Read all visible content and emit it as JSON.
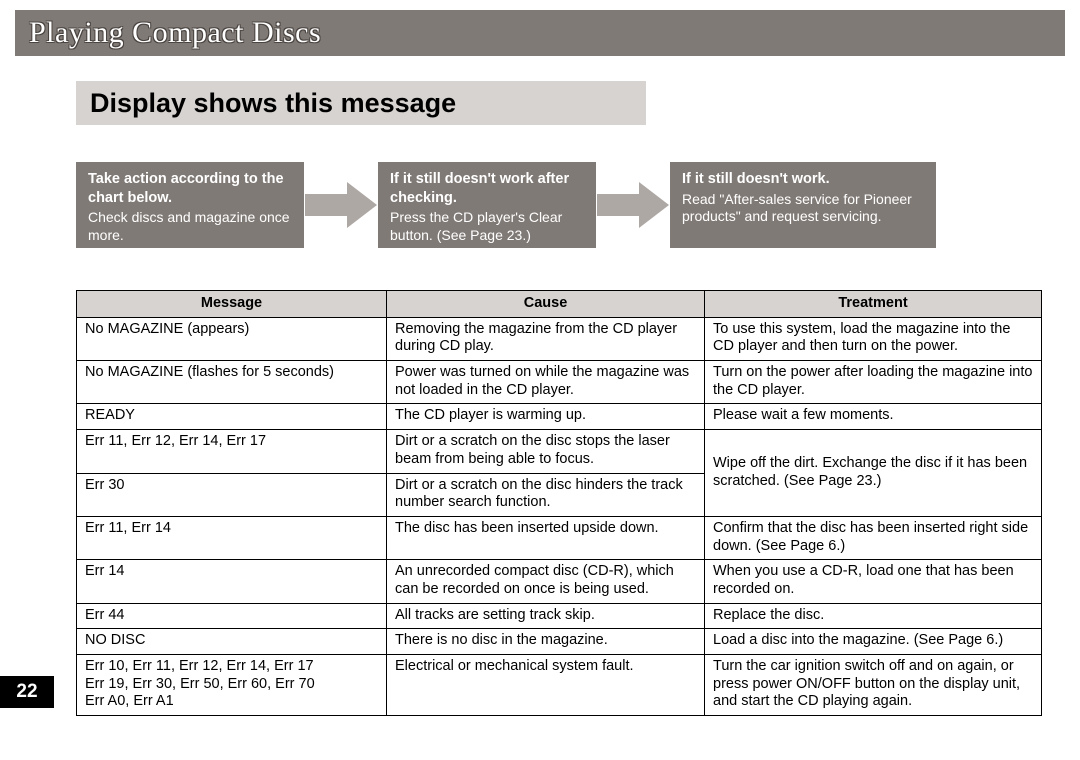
{
  "chapter_title": "Playing Compact Discs",
  "section_title": "Display shows this message",
  "steps": [
    {
      "head": "Take action according to the chart below.",
      "body": "Check discs and magazine once more."
    },
    {
      "head": "If it still doesn't work after checking.",
      "body": "Press the CD player's Clear button. (See Page 23.)"
    },
    {
      "head": "If it still doesn't work.",
      "body": "Read \"After-sales service for Pioneer products\" and request servicing."
    }
  ],
  "table": {
    "headers": [
      "Message",
      "Cause",
      "Treatment"
    ],
    "rows": [
      {
        "message": "No MAGAZINE (appears)",
        "cause": "Removing the magazine from the CD player during CD play.",
        "treatment": "To use this system, load the magazine into the CD player and then turn on the power."
      },
      {
        "message": "No MAGAZINE (flashes for 5 seconds)",
        "cause": "Power was turned on while the magazine was not loaded in the CD player.",
        "treatment": "Turn on the power after loading the magazine into the CD player."
      },
      {
        "message": "READY",
        "cause": "The CD player is warming up.",
        "treatment": "Please wait a few moments."
      },
      {
        "message": "Err 11, Err 12, Err 14, Err 17",
        "cause": "Dirt or a scratch on the disc stops the laser beam from being able to focus.",
        "treatment_span": true
      },
      {
        "message": "Err 30",
        "cause": "Dirt or a scratch on the disc hinders the track number search function.",
        "treatment_merge": "Wipe off the dirt. Exchange the disc if it has been scratched. (See Page 23.)"
      },
      {
        "message": "Err 11, Err 14",
        "cause": "The disc has been inserted upside down.",
        "treatment": "Confirm that the disc has been inserted right side down. (See Page 6.)"
      },
      {
        "message": "Err 14",
        "cause": "An unrecorded compact disc (CD-R), which can be recorded on once is being used.",
        "treatment": "When you use a CD-R, load one that has been recorded on."
      },
      {
        "message": "Err 44",
        "cause": "All tracks are setting track skip.",
        "treatment": "Replace the disc."
      },
      {
        "message": "NO DISC",
        "cause": "There is no disc in the magazine.",
        "treatment": "Load a disc into the magazine. (See Page 6.)"
      },
      {
        "message": "Err 10, Err 11, Err 12, Err 14, Err 17\nErr 19, Err 30, Err 50, Err 60, Err 70\nErr A0, Err A1",
        "cause": "Electrical or mechanical system fault.",
        "treatment": "Turn the car ignition switch off and on again, or press power ON/OFF button on the display unit, and start the CD playing again."
      }
    ]
  },
  "page_number": "22"
}
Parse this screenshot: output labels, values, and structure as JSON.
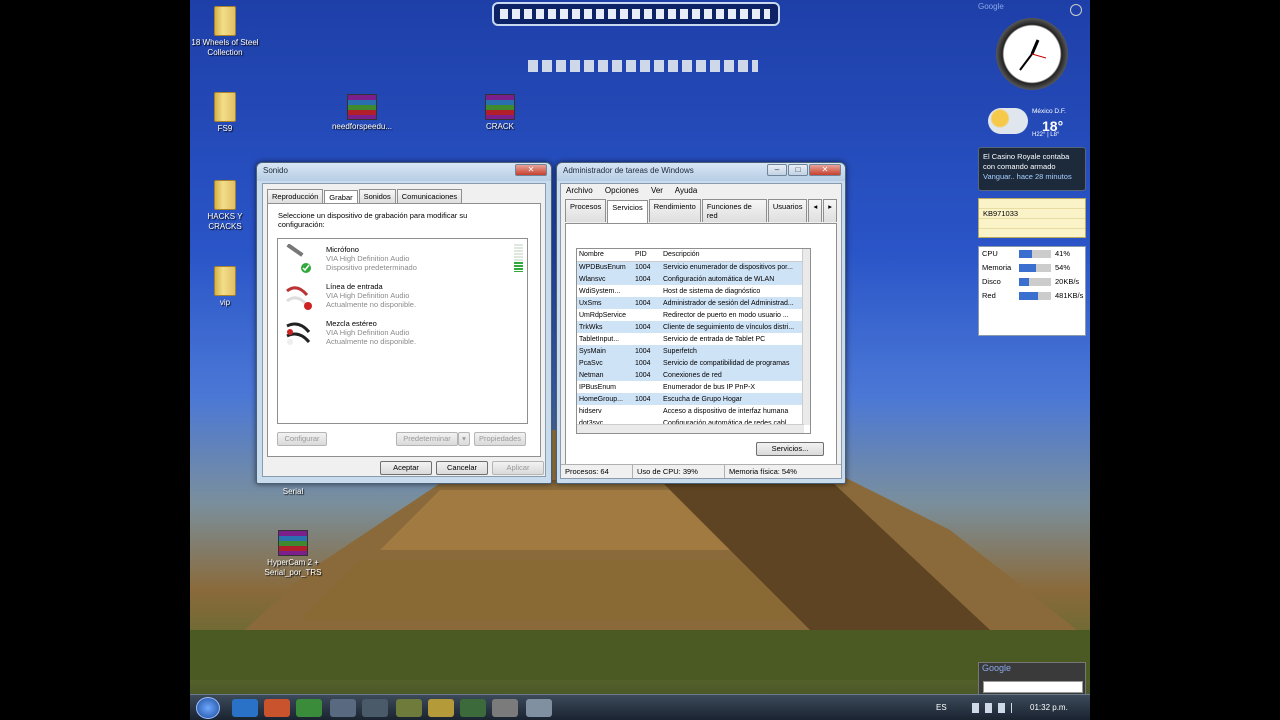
{
  "desktop_icons": [
    {
      "label": "18 Wheels of Steel Collection"
    },
    {
      "label": "FS9"
    },
    {
      "label": "needforspeedu..."
    },
    {
      "label": "CRACK"
    },
    {
      "label": "HACKS Y CRACKS"
    },
    {
      "label": "vip"
    },
    {
      "label": "Serial"
    },
    {
      "label": "HyperCam 2 + Serial_por_TRS"
    }
  ],
  "sound_window": {
    "title": "Sonido",
    "tabs": [
      "Reproducción",
      "Grabar",
      "Sonidos",
      "Comunicaciones"
    ],
    "active_tab": "Grabar",
    "instruction": "Seleccione un dispositivo de grabación para modificar su configuración:",
    "devices": [
      {
        "name": "Micrófono",
        "driver": "VIA High Definition Audio",
        "status": "Dispositivo predeterminado"
      },
      {
        "name": "Línea de entrada",
        "driver": "VIA High Definition Audio",
        "status": "Actualmente no disponible."
      },
      {
        "name": "Mezcla estéreo",
        "driver": "VIA High Definition Audio",
        "status": "Actualmente no disponible."
      }
    ],
    "buttons": {
      "configure": "Configurar",
      "default": "Predeterminar",
      "properties": "Propiedades",
      "accept": "Aceptar",
      "cancel": "Cancelar",
      "apply": "Aplicar"
    }
  },
  "task_manager": {
    "title": "Administrador de tareas de Windows",
    "menu": [
      "Archivo",
      "Opciones",
      "Ver",
      "Ayuda"
    ],
    "tabs": [
      "Procesos",
      "Servicios",
      "Rendimiento",
      "Funciones de red",
      "Usuarios"
    ],
    "active_tab": "Servicios",
    "columns": [
      "Nombre",
      "PID",
      "Descripción"
    ],
    "rows": [
      {
        "name": "WPDBusEnum",
        "pid": "1004",
        "desc": "Servicio enumerador de dispositivos por...",
        "sel": true
      },
      {
        "name": "Wlansvc",
        "pid": "1004",
        "desc": "Configuración automática de WLAN",
        "sel": true
      },
      {
        "name": "WdiSystem...",
        "pid": "",
        "desc": "Host de sistema de diagnóstico",
        "sel": false
      },
      {
        "name": "UxSms",
        "pid": "1004",
        "desc": "Administrador de sesión del Administrad...",
        "sel": true
      },
      {
        "name": "UmRdpService",
        "pid": "",
        "desc": "Redirector de puerto en modo usuario ...",
        "sel": false
      },
      {
        "name": "TrkWks",
        "pid": "1004",
        "desc": "Cliente de seguimiento de vínculos distri...",
        "sel": true
      },
      {
        "name": "TabletInput...",
        "pid": "",
        "desc": "Servicio de entrada de Tablet PC",
        "sel": false
      },
      {
        "name": "SysMain",
        "pid": "1004",
        "desc": "Superfetch",
        "sel": true
      },
      {
        "name": "PcaSvc",
        "pid": "1004",
        "desc": "Servicio de compatibilidad de programas",
        "sel": true
      },
      {
        "name": "Netman",
        "pid": "1004",
        "desc": "Conexiones de red",
        "sel": true
      },
      {
        "name": "IPBusEnum",
        "pid": "",
        "desc": "Enumerador de bus IP PnP-X",
        "sel": false
      },
      {
        "name": "HomeGroup...",
        "pid": "1004",
        "desc": "Escucha de Grupo Hogar",
        "sel": true
      },
      {
        "name": "hidserv",
        "pid": "",
        "desc": "Acceso a dispositivo de interfaz humana",
        "sel": false
      },
      {
        "name": "dot3svc",
        "pid": "",
        "desc": "Configuración automática de redes cabl...",
        "sel": false
      }
    ],
    "services_button": "Servicios...",
    "status": {
      "processes": "Procesos: 64",
      "cpu": "Uso de CPU: 39%",
      "memory": "Memoria física: 54%"
    }
  },
  "gadgets": {
    "google_label": "Google",
    "weather": {
      "location": "México D.F.",
      "temp": "18°",
      "range": "H22° | L8°"
    },
    "news": {
      "headline": "El Casino Royale contaba con comando armado",
      "source": "Vanguar..",
      "age": "hace 28 minutos"
    },
    "note": {
      "text": "KB971033"
    },
    "meter": [
      {
        "label": "CPU",
        "value": "41%",
        "level": 0.41
      },
      {
        "label": "Memoria",
        "value": "54%",
        "level": 0.54
      },
      {
        "label": "Disco",
        "value": "20KB/s",
        "level": 0.3
      },
      {
        "label": "Red",
        "value": "481KB/s",
        "level": 0.6
      }
    ],
    "search_label": "Google"
  },
  "taskbar": {
    "language": "ES",
    "time": "01:32 p.m."
  }
}
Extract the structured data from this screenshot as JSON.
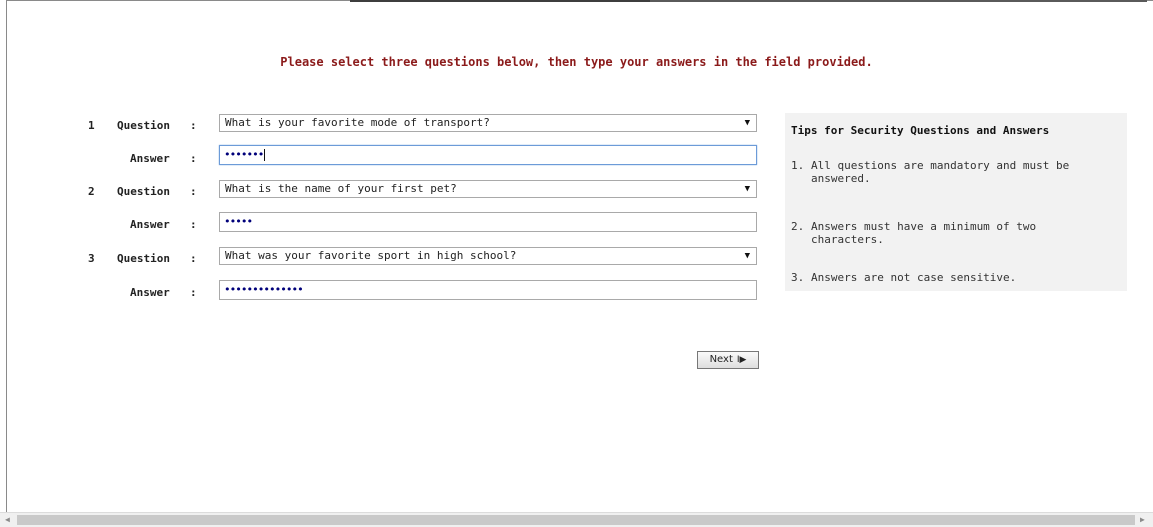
{
  "instruction": "Please select three questions below, then type your answers in the field provided.",
  "rows": [
    {
      "num": "1",
      "question_label": "Question",
      "answer_label": "Answer",
      "colon": ":",
      "question": "What is your favorite mode of transport?",
      "answer_mask": "•••••••"
    },
    {
      "num": "2",
      "question_label": "Question",
      "answer_label": "Answer",
      "colon": ":",
      "question": "What is the name of your first pet?",
      "answer_mask": "•••••"
    },
    {
      "num": "3",
      "question_label": "Question",
      "answer_label": "Answer",
      "colon": ":",
      "question": "What was your favorite sport in high school?",
      "answer_mask": "••••••••••••••"
    }
  ],
  "next_button": {
    "label": "Next",
    "icon": "play-next-icon"
  },
  "tips": {
    "title": "Tips for Security Questions and Answers",
    "items": [
      {
        "num": "1.",
        "text": "All questions are mandatory and must be answered."
      },
      {
        "num": "2.",
        "text": "Answers must have a minimum of two characters."
      },
      {
        "num": "3.",
        "text": "Answers are not case sensitive."
      }
    ]
  },
  "colors": {
    "instruction": "#8b1a1a",
    "password_dots": "#00007a",
    "tips_bg": "#f2f2f2"
  },
  "icons": {
    "dropdown": "chevron-down-icon",
    "scroll_left": "arrow-left-icon",
    "scroll_right": "arrow-right-icon"
  }
}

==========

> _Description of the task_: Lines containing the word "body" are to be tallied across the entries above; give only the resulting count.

> _Solution to the exercise_: 3